Jubbling’s take: we don’t care how you get to solar – just get there if you can. [FastCo.Exist]


Damned If You Don’t (Go Solar), Damned If You Do (Net Metering)

Net Metering GraphicThere’s a post on Greentech Media about a debate between Prometheus Institute for Sustainable Development Founder, Travis Bradford, and Westinghouse Solar CEO, Barry Cinnamon, on the effect of net metering. Net metering allows homeowners who generate their own renewable power to sell excess electricity back to utility companies. Based on where Bradford and Cinnamon work, you’d think they would be in agreement on this issue but they’re not.

Mr. Bradford is an advocate for distributed generation of renewable power; keep it local if possible as opposed to a central power generator that transmit and wastes electricity by sending it long distances. He believes un-capped net metering will aid the process of producing and keeping electricity local.

Mr. Cinnamon (Reservoir Dogs? No, they were colors.) believes there should be caps on net metering. He points out that utility companies are unable to recoup their per-customer fixed costs due to un-capped net metering. He also notes that if utilities raise their rates to account for lost income due to net metering, more people will move toward renewable energy putting utility companies in a “death spiral.” Surprisingly, this is coming from a person that works at Westinghouse solar. Sounds like he’s almost saying – “don’t buy too much of my product.”

If you get a chance, read the article and decide for yourself. [Greentech Media]


The Emission Footprint of Electric Vehicles Depends On How You Get Your Power

State of Charge: Electric Vehicles’ Global Warming Emissions and Fuel-Cost Savings Across the United States

Click on the image for larger view.

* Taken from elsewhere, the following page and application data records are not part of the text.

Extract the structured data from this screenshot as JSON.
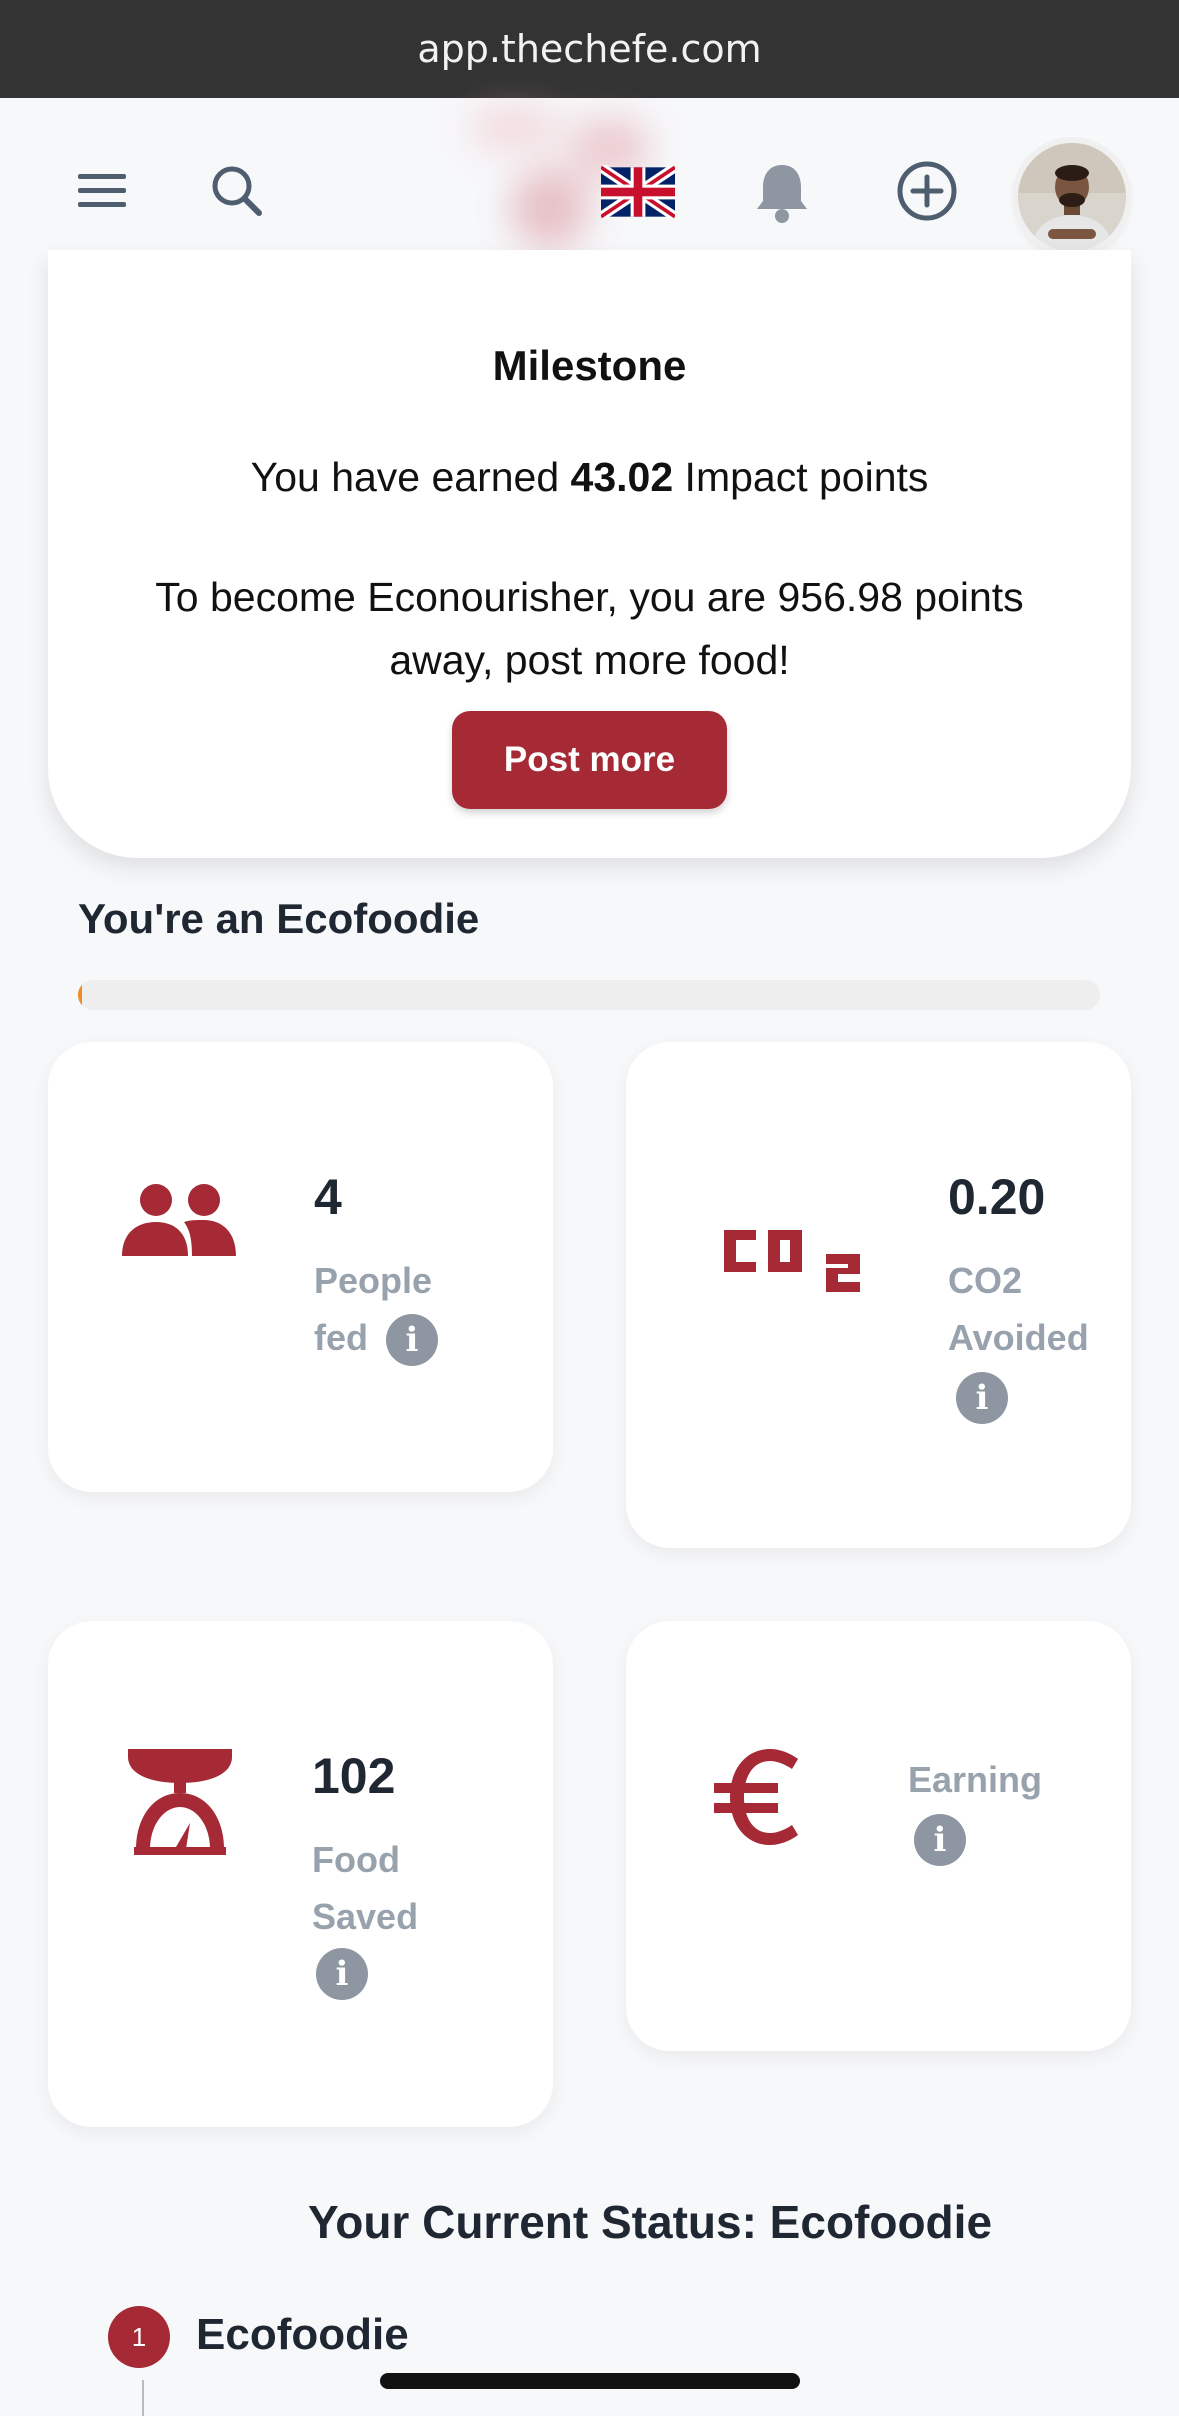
{
  "browser": {
    "url": "app.thechefe.com"
  },
  "nav": {
    "icons": [
      "menu-icon",
      "search-icon",
      "uk-flag-icon",
      "bell-icon",
      "add-circle-icon",
      "avatar"
    ]
  },
  "milestone": {
    "title": "Milestone",
    "earned_prefix": "You have earned ",
    "earned_points": "43.02",
    "earned_suffix": " Impact points",
    "away_text": "To become Econourisher, you are 956.98 points away, post more food!",
    "button_label": "Post more"
  },
  "level": {
    "heading": "You're an Ecofoodie",
    "progress_fraction": 0.0043
  },
  "stats": {
    "people": {
      "value": "4",
      "label_line1": "People",
      "label_line2": "fed"
    },
    "co2": {
      "icon_text": "CO",
      "icon_sub": "2",
      "value": "0.20",
      "label_line1": "CO2",
      "label_line2": "Avoided"
    },
    "food": {
      "value": "102",
      "label_line1": "Food",
      "label_line2": "Saved"
    },
    "earning": {
      "icon_text": "€",
      "label_line1": "Earning"
    }
  },
  "status": {
    "heading": "Your Current Status: Ecofoodie",
    "steps": [
      {
        "number": "1",
        "label": "Ecofoodie"
      }
    ]
  },
  "colors": {
    "brand": "#a52a35",
    "progress": "#f08a24",
    "muted": "#98a2ad",
    "info": "#8e97a1"
  }
}
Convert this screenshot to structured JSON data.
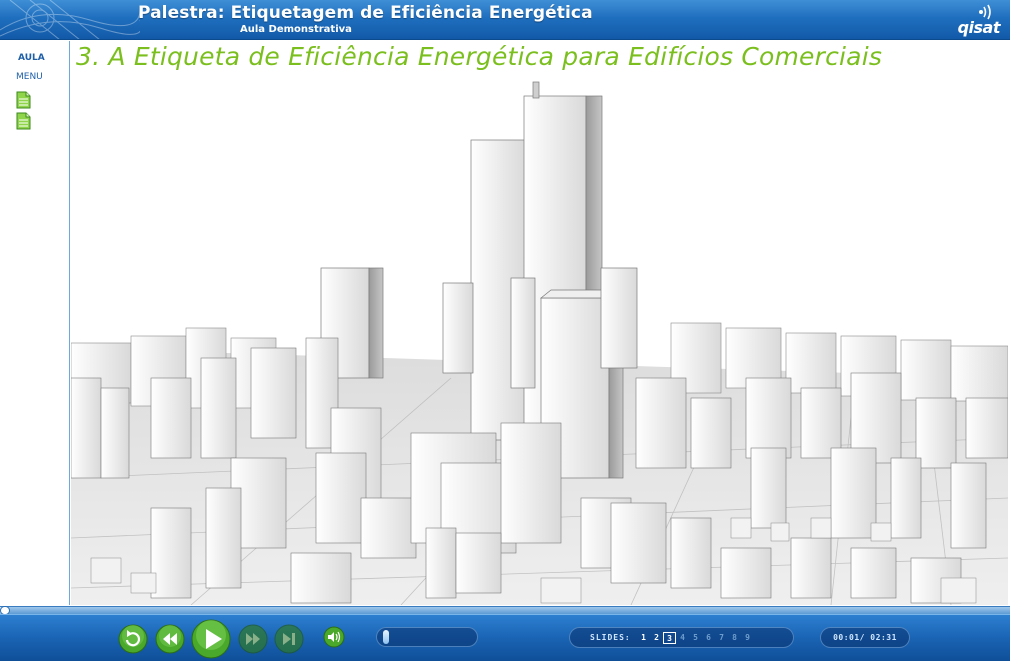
{
  "header": {
    "title": "Palestra: Etiquetagem de Eficiência Energética",
    "subtitle": "Aula Demonstrativa",
    "logo_text": "qisat"
  },
  "sidebar": {
    "aula_label": "AULA",
    "menu_label": "MENU",
    "items": [
      {
        "icon": "document-icon"
      },
      {
        "icon": "document-icon"
      }
    ]
  },
  "slide": {
    "title": "3. A Etiqueta de Eficiência Energética para Edifícios Comerciais",
    "image": "city-skyline-3d-render"
  },
  "player": {
    "progress_fraction": 0.005,
    "volume_fraction": 0.02,
    "controls": [
      "replay-icon",
      "rewind-icon",
      "play-icon",
      "fast-forward-icon",
      "skip-end-icon",
      "volume-icon"
    ],
    "slides_label": "SLIDES:",
    "slides": [
      {
        "label": "1",
        "state": "visited"
      },
      {
        "label": "2",
        "state": "visited"
      },
      {
        "label": "3",
        "state": "current"
      },
      {
        "label": "4",
        "state": "pending"
      },
      {
        "label": "5",
        "state": "pending"
      },
      {
        "label": "6",
        "state": "pending"
      },
      {
        "label": "7",
        "state": "pending"
      },
      {
        "label": "8",
        "state": "pending"
      },
      {
        "label": "9",
        "state": "pending"
      }
    ],
    "time": "00:01/ 02:31"
  },
  "colors": {
    "header_blue": "#1f6fbf",
    "title_green": "#7bbf1f",
    "control_green": "#4aa82a",
    "sidebar_text": "#1f5fa8"
  }
}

We’ve been hearing about this for a while but the Union of Concerned Scientists (UCC) have put it to paper (kind of) with their “State of Charge: Electric Vehicles’ Global Warming Emissions and Fuel-Cost Savings Across the United States.” Their research suggests that depending on how electricity is generated (coal, hydro, solar etc.) where you live in the United States, electric vehicles (EV) are responsible for producing more or less emissions relative to gas powered vehicles. In parts of the country that derive most of their electricity from non-renewable resources (ie coal, natural gas), the areas in dark blue on the map above, EVs have an equivalent fuel economy above 30 mpgs when compared to a gas powered auto. In areas in light blue, EV’s have a fuel efficiency equivalent greater than 50 mpgs.

Here are the main points from the UCC report:

  1. Nearly half of Americans (45%) live in the “best” regions where EVs produce lower global warming emissions than even the most fuel-efficient gasoline hybrids on the market today (greater than 50 mpg).
  2. Another third (37%) live in “better” areas where EVs produce emissions comparable to the best gasoline hybrid vehicles (41 – 50 mpg).
  3. A minority (18%) reside in “good” regions where emissions from EVs are comparable to the most fuel-efficient non-hybrid gasoline vehicles (31 – 40 mpg).

The UCC study has been well received and initial cost aside, going with an Electric Vehicle sounds like a good, cost-saving decision just about any place you live. [UCC]

Related information: Lifetime gasoline and fuel cost comparison for EV, Hybrids and Gas-Powered Vehicles


The Giraffe Street Lamp Lets You Swing For Your Lighting

The Giraffe Street LampWell, the Giraffe Street Lamp looks cool even though it may be impractical. It’s a playground inspired idea that captures the energy of swinging and solar to power an LED light. The backyard and park setting photos of the Giraffe Street Lamp in use are good – put it in the bedroom and I think they might have a winner. [Yanko Design via Dvice]